** Opening Records to process block **

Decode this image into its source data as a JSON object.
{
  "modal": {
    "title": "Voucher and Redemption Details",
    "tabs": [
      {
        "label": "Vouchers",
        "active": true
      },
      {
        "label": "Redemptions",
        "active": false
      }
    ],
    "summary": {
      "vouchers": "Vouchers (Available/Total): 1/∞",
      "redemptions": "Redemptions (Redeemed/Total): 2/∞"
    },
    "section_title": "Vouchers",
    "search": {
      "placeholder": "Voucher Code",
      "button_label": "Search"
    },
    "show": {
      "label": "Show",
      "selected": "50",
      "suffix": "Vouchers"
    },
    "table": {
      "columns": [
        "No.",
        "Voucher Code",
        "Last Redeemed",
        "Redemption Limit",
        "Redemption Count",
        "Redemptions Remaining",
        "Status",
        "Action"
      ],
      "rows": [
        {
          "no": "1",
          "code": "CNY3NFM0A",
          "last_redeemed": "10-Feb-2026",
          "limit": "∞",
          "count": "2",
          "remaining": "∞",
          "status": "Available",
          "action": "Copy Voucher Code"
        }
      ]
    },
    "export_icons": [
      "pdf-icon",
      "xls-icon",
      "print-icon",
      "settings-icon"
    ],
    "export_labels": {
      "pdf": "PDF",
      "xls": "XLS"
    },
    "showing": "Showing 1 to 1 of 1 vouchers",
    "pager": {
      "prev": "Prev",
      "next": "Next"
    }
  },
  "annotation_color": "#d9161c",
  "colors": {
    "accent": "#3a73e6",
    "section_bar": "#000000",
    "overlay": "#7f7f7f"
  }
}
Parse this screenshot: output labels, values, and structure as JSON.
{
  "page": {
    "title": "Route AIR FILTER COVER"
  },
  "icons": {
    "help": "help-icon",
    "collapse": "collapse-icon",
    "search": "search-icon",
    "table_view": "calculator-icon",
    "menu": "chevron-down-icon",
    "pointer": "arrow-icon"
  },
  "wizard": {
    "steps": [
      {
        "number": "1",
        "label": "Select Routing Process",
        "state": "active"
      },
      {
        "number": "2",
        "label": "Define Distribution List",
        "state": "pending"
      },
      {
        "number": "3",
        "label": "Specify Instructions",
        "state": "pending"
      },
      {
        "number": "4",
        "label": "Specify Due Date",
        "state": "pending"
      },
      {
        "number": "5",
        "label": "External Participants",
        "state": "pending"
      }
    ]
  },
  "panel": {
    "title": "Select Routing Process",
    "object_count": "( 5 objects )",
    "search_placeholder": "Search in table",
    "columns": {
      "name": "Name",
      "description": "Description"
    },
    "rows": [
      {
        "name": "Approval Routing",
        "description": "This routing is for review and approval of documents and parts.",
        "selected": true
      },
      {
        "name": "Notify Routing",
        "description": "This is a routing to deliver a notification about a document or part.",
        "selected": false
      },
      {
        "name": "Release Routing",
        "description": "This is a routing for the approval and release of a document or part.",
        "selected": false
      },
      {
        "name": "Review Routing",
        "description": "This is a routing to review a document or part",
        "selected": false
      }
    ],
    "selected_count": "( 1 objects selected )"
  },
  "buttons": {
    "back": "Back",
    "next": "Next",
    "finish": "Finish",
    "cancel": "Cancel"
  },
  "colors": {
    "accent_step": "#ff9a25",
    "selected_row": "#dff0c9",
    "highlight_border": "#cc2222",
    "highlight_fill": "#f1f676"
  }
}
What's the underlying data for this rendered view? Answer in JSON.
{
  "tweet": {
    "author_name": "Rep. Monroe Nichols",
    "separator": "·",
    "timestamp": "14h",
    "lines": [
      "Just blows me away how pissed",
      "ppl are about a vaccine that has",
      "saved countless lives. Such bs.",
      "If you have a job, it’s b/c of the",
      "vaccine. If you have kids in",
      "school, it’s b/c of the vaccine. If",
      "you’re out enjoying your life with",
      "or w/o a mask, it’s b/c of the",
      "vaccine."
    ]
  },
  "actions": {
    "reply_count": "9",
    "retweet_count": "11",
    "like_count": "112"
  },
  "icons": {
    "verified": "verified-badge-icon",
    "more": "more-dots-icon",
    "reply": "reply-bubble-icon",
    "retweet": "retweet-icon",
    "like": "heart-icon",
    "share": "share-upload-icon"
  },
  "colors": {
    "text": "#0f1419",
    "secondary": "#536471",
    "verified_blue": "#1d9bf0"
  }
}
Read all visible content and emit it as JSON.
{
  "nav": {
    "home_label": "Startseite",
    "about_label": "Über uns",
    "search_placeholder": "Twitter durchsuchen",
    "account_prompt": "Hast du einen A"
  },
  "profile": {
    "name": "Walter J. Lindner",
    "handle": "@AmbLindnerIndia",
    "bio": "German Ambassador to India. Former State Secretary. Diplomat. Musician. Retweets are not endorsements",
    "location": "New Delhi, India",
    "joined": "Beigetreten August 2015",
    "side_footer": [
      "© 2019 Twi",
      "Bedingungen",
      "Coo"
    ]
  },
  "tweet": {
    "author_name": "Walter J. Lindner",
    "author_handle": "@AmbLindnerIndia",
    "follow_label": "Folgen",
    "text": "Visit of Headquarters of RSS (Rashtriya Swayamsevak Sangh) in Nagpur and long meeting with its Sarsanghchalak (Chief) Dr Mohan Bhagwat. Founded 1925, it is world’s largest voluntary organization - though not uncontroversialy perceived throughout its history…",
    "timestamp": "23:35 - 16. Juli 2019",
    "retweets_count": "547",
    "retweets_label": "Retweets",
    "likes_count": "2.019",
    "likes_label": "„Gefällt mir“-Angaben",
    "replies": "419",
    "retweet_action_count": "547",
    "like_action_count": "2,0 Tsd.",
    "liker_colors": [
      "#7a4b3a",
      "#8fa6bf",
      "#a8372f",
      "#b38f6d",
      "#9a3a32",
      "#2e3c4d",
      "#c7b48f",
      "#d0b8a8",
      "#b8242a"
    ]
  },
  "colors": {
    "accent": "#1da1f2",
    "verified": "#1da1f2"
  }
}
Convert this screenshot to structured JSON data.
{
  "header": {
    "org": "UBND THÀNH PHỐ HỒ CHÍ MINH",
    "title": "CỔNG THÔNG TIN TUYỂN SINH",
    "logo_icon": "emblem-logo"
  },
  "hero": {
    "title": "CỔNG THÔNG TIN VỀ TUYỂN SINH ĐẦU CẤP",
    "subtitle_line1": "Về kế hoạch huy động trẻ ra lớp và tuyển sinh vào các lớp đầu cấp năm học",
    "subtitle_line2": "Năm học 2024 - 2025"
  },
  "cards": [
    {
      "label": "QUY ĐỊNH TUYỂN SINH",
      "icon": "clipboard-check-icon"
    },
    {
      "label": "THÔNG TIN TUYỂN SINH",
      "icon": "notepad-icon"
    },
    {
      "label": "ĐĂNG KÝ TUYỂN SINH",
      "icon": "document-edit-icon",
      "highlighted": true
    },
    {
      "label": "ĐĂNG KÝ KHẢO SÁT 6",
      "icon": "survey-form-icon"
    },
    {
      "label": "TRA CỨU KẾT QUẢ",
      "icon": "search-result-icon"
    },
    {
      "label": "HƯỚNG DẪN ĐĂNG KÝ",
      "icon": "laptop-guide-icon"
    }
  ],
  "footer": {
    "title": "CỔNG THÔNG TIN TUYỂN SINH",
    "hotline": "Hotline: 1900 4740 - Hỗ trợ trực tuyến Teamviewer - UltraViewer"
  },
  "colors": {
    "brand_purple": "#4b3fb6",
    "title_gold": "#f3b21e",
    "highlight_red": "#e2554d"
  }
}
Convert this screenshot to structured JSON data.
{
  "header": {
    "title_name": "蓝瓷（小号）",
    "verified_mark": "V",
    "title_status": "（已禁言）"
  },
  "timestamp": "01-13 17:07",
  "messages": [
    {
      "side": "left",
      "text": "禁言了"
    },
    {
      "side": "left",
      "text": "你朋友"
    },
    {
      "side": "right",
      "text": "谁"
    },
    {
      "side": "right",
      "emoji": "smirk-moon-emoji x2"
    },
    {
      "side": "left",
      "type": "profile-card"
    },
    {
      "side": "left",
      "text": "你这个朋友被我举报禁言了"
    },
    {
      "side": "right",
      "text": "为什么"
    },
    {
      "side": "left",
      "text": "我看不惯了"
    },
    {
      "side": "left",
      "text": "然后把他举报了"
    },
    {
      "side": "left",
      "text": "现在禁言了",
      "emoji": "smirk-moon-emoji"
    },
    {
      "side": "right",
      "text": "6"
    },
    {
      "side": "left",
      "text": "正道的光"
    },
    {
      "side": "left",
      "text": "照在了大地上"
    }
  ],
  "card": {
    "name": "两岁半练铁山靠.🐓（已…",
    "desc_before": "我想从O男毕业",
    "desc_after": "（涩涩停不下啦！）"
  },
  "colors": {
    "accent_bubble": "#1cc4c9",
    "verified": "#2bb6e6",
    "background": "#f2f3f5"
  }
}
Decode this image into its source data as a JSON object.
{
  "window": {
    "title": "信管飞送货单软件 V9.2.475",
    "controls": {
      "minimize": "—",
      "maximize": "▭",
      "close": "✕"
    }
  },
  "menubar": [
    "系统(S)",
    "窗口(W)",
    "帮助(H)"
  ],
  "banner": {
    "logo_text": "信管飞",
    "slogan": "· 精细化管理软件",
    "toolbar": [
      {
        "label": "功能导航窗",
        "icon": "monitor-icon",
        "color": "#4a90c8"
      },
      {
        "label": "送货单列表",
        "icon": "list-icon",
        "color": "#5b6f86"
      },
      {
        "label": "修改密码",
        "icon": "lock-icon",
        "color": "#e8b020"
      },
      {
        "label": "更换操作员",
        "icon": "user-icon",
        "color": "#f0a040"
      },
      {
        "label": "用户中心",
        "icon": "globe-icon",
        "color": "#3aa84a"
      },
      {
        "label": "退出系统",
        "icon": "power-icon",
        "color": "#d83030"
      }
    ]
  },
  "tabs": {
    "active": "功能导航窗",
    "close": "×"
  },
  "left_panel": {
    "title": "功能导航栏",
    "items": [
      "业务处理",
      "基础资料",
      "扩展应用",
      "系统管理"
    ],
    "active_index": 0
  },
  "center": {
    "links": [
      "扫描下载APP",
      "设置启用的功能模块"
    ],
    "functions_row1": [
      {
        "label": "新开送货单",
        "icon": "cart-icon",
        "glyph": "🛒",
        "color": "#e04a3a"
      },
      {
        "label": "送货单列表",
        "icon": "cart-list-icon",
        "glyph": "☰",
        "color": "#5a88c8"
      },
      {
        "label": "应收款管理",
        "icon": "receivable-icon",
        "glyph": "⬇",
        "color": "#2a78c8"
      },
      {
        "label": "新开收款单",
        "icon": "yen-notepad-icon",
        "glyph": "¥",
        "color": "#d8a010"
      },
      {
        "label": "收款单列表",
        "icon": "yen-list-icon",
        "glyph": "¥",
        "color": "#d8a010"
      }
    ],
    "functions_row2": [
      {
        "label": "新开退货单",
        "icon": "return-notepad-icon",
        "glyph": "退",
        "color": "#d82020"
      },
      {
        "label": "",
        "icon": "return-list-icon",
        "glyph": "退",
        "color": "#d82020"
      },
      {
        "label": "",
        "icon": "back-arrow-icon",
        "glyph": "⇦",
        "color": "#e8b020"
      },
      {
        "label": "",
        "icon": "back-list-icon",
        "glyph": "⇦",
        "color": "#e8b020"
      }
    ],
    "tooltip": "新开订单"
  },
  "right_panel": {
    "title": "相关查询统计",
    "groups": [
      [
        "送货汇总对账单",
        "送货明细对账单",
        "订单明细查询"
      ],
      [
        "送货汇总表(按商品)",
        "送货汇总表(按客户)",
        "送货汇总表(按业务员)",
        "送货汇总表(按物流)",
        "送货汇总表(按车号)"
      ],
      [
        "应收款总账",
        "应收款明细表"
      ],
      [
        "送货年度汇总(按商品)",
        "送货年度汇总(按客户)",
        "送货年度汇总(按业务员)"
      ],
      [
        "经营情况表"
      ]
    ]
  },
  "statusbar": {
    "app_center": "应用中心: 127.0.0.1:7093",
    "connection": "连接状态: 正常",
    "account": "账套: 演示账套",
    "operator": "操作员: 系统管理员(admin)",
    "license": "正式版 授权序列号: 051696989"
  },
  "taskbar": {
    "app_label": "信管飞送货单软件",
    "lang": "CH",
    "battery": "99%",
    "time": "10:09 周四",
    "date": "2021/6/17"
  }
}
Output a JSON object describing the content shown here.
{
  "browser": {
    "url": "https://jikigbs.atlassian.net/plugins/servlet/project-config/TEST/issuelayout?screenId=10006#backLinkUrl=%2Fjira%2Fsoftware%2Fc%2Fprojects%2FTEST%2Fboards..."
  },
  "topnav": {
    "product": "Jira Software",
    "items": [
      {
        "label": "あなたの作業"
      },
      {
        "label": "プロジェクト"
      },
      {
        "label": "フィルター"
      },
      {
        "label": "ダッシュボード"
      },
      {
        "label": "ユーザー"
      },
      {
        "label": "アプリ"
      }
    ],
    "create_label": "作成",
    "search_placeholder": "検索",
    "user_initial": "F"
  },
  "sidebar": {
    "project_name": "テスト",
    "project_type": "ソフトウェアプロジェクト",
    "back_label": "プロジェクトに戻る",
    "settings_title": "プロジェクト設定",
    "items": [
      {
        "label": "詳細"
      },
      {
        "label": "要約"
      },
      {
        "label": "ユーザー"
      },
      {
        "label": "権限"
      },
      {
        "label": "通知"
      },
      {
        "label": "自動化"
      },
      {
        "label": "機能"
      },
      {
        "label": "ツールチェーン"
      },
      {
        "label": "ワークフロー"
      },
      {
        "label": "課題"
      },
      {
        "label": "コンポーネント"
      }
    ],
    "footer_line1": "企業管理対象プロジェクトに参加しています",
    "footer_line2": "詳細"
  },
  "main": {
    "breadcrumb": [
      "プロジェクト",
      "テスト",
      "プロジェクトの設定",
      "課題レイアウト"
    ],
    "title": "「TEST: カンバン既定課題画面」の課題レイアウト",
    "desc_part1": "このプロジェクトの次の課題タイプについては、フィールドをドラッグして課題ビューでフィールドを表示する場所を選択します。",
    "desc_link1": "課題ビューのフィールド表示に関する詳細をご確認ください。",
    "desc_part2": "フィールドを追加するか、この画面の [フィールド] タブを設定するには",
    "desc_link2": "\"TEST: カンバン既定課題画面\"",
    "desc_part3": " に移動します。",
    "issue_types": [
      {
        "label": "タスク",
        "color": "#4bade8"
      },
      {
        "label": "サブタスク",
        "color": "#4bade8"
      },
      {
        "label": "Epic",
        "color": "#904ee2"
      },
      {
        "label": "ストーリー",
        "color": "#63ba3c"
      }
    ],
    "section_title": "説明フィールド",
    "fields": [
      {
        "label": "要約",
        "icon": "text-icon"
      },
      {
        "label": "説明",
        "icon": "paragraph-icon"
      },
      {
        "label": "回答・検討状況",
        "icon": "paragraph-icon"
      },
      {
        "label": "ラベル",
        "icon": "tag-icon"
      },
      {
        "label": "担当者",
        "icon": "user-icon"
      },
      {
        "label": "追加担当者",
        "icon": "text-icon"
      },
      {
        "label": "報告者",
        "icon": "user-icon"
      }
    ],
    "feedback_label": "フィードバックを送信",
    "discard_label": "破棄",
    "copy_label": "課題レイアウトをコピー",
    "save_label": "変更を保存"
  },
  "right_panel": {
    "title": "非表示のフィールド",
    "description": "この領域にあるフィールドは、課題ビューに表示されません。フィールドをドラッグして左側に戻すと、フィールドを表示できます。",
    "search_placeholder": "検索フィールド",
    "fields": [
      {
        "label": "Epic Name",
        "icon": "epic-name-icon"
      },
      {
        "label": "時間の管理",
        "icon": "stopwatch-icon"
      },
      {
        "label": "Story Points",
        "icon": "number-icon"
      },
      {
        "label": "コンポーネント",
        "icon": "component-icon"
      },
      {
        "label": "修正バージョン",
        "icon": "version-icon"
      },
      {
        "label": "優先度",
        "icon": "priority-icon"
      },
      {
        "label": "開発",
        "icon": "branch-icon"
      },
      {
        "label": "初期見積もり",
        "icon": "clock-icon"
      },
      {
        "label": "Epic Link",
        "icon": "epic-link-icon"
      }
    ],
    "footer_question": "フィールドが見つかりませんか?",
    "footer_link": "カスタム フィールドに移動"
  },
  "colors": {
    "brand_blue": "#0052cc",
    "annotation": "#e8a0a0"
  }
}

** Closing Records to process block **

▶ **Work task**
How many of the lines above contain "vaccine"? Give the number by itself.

▶ **Task response**
4